■ YOUR OBJECTIVE ■
Take every line containing "エンプティ" out of the records.

Start of PROVIDED DATA

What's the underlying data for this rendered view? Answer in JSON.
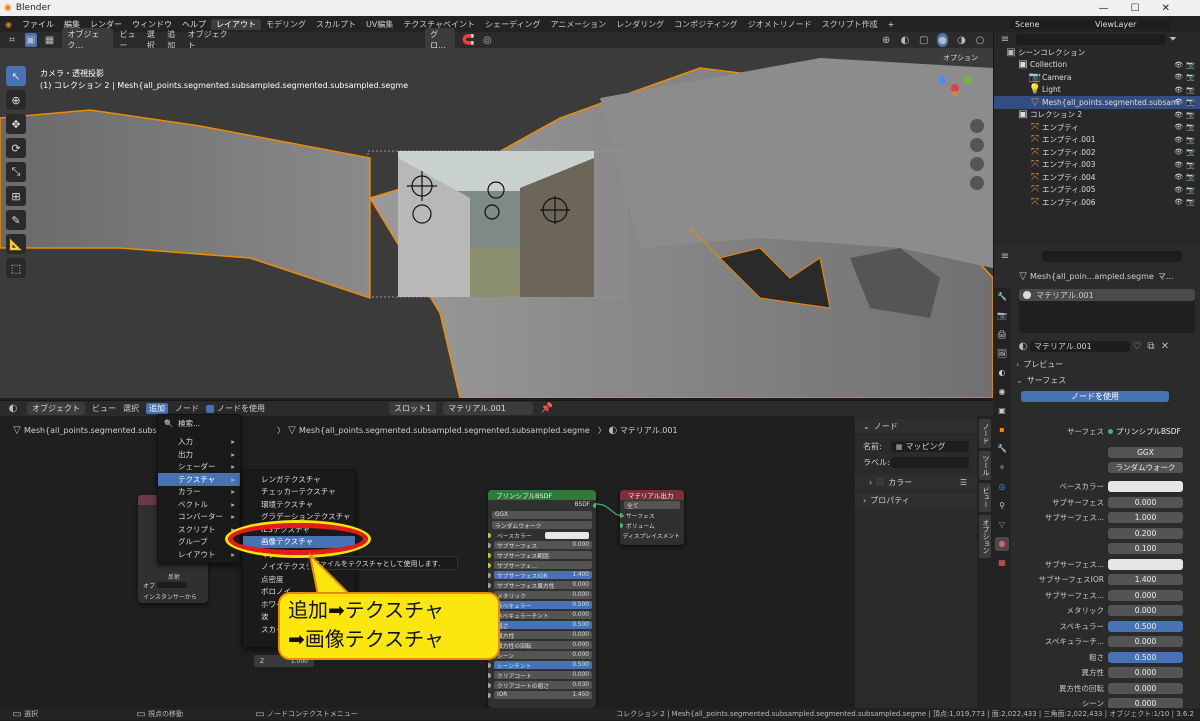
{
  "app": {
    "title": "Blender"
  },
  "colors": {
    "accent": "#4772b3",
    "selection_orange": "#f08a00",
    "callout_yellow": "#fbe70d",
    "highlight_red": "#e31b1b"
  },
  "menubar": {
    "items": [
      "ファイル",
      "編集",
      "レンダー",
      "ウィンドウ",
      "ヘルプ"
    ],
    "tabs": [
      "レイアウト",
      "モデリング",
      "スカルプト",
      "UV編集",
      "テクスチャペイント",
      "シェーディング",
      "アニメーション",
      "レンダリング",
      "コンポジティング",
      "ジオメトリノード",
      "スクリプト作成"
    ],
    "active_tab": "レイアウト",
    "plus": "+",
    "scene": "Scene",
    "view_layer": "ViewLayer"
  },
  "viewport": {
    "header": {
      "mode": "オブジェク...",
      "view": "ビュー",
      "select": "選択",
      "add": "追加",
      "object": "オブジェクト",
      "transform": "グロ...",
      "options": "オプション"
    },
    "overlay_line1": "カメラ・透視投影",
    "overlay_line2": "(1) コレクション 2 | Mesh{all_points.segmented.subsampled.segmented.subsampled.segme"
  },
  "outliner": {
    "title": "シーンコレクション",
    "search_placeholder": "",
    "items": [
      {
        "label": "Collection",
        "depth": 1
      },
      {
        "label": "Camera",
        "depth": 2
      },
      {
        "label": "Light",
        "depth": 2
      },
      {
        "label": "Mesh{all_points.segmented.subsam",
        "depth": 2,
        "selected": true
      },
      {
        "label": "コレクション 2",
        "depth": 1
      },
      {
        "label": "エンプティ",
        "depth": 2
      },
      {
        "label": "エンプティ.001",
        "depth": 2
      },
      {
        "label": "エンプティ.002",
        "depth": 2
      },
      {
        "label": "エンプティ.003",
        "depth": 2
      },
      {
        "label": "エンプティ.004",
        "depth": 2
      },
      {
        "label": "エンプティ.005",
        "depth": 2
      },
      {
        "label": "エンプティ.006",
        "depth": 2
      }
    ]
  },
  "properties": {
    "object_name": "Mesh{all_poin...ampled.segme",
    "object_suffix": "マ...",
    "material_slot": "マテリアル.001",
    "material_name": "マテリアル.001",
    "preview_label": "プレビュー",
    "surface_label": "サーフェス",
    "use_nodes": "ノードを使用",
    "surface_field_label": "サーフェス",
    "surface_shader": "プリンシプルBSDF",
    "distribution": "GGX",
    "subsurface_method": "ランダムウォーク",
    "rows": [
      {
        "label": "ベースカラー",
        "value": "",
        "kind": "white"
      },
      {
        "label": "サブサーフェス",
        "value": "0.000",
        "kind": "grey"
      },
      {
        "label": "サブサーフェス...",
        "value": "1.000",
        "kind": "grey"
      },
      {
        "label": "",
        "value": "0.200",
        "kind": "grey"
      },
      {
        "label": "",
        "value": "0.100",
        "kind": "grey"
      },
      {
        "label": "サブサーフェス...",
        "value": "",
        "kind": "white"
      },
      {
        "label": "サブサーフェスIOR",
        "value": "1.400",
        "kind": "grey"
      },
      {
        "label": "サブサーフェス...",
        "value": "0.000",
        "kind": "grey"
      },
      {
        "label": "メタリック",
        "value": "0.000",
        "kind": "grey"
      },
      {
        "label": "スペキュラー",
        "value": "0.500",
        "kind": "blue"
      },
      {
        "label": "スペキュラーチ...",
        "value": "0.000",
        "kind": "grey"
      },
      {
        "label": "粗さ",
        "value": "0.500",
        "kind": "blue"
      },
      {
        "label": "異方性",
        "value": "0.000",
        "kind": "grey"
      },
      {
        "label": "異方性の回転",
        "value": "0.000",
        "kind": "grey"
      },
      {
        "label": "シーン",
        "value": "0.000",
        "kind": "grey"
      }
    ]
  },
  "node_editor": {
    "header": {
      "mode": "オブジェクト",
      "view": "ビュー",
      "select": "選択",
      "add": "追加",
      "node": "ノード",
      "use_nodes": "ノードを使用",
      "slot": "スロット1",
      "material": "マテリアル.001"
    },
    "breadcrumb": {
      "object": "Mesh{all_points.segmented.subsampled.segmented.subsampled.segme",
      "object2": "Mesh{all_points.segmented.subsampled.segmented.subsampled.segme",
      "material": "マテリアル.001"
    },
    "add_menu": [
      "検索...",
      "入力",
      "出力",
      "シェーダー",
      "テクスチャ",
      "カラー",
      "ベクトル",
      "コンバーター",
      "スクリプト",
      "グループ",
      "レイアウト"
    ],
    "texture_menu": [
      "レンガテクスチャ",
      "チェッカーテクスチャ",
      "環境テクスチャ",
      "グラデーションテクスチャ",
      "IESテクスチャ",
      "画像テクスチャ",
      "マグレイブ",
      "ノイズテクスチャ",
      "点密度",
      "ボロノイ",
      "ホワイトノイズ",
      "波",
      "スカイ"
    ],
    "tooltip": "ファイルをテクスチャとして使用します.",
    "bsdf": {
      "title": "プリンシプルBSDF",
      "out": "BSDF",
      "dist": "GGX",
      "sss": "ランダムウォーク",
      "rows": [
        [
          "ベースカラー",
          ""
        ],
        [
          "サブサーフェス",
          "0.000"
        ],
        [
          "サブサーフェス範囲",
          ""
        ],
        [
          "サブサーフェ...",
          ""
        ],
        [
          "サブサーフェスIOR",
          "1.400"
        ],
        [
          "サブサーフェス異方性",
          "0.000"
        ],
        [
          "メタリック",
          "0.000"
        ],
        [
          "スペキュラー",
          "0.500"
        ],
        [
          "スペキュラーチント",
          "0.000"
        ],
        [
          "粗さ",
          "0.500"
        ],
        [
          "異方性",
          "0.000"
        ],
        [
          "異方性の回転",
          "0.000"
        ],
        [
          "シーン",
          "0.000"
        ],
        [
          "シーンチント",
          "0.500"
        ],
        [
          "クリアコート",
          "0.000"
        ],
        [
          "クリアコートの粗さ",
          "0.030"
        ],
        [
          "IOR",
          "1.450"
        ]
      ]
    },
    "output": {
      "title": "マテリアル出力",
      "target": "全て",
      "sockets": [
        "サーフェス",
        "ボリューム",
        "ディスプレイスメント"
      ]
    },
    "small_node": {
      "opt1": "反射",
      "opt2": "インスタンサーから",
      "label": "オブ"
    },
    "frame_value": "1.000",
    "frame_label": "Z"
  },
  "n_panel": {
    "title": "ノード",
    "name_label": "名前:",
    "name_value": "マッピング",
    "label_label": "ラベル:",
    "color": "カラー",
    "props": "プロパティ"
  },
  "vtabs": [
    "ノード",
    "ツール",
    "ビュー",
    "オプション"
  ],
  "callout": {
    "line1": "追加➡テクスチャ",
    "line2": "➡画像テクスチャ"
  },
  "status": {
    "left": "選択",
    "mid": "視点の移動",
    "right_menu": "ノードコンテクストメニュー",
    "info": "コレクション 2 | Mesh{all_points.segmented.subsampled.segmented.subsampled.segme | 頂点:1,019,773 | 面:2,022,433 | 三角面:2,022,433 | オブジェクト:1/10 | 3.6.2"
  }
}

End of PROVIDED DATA
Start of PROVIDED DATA

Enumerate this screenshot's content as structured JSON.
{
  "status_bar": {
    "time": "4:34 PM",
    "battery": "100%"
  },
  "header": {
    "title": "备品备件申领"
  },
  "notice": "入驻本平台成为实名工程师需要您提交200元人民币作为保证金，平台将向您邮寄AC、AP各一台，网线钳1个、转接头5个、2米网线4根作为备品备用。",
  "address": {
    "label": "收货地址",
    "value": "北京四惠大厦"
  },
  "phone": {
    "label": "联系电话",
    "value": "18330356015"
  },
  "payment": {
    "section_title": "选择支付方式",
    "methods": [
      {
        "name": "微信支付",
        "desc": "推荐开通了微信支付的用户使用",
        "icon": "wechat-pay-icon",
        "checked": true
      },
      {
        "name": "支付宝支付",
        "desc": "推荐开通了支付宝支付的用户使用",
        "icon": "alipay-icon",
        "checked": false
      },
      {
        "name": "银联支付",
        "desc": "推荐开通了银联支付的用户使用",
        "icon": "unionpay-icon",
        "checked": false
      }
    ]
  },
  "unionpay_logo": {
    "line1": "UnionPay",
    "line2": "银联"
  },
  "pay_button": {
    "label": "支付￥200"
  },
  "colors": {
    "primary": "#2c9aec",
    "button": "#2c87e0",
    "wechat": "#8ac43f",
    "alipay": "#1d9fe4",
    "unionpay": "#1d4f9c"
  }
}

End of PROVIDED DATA

■ REPLY ■
        "label": "エンプティ",
        "label": "エンプティ.001",
        "label": "エンプティ.002",
        "label": "エンプティ.003",
        "label": "エンプティ.004",
        "label": "エンプティ.005",
        "label": "エンプティ.006",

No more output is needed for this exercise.